What is needed
What is the number of lines in the following data that contain "Città"? Answer with the number alone.

Data entries:
▬▬▬

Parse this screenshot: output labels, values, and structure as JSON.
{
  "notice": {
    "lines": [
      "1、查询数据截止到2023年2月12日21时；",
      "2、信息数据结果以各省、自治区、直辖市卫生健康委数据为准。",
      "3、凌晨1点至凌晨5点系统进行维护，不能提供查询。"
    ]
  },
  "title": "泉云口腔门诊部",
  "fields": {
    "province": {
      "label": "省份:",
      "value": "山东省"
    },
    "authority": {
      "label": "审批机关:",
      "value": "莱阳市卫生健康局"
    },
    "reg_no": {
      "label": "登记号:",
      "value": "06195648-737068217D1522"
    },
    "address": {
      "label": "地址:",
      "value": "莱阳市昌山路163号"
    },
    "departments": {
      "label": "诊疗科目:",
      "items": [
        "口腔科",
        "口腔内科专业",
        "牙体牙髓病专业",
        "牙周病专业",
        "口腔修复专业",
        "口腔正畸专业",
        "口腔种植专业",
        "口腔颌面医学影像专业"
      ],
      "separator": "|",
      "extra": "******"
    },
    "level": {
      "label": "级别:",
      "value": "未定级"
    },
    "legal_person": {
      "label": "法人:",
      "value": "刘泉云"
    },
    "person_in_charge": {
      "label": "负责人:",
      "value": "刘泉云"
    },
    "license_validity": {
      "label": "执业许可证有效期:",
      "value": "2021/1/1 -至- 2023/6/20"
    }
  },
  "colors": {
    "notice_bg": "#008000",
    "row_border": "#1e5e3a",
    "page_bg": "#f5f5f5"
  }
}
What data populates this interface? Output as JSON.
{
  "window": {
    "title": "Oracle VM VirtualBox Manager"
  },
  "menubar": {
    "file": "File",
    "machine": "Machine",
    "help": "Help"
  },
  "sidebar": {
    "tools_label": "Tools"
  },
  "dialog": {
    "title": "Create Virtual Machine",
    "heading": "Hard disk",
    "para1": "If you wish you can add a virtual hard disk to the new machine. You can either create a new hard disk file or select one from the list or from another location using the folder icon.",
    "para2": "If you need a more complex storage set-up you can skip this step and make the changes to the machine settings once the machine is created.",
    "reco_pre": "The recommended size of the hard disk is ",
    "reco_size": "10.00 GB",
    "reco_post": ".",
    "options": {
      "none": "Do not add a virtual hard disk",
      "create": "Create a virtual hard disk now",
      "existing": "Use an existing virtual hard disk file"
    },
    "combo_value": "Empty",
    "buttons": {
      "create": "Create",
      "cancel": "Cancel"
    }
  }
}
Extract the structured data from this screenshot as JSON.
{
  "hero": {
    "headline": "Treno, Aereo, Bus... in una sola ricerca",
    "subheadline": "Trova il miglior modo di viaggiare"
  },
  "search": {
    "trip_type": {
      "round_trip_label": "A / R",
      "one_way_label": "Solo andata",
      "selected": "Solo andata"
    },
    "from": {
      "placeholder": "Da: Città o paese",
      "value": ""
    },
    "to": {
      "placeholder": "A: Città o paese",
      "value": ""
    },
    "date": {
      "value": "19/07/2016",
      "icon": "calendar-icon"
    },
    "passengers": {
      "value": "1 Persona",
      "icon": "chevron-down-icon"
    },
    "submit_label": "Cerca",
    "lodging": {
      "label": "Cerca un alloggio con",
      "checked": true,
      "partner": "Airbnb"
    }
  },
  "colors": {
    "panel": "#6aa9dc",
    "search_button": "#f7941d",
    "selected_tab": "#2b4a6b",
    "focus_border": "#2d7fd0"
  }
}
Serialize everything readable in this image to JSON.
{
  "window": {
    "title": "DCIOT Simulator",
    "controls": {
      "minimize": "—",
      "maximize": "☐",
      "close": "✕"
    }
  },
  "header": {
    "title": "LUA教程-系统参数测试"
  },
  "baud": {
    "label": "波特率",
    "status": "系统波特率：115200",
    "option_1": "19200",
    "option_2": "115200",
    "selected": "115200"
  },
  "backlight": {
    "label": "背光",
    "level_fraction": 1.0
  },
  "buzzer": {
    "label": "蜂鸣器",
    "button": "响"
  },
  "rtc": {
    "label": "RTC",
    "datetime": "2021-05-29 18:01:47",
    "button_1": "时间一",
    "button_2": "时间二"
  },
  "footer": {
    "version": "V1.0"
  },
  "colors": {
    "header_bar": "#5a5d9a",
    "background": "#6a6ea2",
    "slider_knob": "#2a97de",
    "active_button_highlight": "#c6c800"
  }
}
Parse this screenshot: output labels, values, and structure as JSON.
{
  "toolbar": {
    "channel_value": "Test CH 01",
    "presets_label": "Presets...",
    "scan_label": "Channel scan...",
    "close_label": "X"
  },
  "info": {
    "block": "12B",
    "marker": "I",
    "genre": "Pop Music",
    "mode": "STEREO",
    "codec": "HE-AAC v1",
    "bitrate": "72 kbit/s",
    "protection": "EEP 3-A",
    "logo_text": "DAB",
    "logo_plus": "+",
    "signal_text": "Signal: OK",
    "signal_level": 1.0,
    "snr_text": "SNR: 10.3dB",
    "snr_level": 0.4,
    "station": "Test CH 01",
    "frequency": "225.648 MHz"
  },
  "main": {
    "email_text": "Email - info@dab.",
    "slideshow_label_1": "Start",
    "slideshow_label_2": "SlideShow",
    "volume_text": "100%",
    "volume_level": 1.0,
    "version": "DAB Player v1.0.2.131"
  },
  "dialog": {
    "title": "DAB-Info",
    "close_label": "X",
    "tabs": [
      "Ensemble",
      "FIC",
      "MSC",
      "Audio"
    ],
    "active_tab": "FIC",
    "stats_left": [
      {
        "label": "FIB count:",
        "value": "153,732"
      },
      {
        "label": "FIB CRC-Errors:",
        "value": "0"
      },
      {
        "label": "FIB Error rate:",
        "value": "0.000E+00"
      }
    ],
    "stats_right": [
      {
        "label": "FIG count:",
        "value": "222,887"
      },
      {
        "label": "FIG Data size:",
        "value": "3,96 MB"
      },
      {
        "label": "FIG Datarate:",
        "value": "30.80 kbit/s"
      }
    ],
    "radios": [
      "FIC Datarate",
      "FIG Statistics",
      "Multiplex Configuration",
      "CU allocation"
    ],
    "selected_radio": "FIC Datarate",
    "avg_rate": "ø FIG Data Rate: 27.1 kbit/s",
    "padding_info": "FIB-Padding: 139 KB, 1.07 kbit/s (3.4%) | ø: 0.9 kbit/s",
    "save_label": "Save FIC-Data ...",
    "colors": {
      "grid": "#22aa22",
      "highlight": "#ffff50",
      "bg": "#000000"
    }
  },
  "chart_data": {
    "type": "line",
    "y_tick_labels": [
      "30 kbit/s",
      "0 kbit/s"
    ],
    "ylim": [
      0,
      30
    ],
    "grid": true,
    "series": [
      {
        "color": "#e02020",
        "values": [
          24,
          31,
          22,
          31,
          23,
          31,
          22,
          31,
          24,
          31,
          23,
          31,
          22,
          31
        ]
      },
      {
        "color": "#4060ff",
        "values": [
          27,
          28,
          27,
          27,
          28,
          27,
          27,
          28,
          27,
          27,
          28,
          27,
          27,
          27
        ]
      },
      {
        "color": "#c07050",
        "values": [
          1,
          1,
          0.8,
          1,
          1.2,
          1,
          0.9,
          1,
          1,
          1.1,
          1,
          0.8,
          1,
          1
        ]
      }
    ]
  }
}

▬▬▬

Exercise result
2